## [Exercise description]
Go through the records and extract every line with the word "content".

## [Exercise data]
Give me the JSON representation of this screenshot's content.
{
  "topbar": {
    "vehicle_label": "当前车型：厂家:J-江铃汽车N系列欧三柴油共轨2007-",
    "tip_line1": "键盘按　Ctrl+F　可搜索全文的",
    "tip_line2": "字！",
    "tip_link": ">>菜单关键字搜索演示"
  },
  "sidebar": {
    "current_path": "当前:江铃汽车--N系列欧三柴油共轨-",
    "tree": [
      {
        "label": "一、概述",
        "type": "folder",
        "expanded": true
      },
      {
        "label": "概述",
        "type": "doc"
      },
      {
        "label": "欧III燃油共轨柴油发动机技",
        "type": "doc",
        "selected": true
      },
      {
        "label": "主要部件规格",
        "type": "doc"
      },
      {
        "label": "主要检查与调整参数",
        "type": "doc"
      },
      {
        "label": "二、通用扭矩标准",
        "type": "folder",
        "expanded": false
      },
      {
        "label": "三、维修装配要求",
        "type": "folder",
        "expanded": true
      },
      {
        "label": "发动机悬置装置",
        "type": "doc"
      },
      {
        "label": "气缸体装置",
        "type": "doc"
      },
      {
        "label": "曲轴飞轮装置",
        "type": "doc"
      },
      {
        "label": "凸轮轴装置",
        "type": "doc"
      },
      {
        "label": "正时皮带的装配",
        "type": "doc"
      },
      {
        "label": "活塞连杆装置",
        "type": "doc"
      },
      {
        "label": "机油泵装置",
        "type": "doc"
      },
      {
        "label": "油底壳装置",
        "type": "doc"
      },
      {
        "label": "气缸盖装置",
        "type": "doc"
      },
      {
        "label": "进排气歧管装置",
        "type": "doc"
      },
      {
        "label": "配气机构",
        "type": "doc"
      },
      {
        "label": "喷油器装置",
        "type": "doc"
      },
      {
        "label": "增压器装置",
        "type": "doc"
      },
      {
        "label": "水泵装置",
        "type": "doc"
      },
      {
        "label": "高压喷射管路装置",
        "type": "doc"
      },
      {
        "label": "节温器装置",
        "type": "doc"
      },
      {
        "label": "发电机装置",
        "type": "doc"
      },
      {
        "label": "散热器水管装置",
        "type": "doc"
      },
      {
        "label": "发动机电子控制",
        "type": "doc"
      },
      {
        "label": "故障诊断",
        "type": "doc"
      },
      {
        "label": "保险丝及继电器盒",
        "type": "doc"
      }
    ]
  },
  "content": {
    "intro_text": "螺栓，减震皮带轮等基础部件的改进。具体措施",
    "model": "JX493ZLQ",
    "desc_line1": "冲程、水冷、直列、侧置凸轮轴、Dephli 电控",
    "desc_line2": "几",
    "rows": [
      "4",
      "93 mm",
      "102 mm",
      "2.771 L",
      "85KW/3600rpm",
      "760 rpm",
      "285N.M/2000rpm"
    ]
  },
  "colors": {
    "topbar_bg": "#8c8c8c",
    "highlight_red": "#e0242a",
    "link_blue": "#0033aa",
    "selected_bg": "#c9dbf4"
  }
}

## [Problem solution]
Give me the JSON representation of this screenshot's content.
  "content": {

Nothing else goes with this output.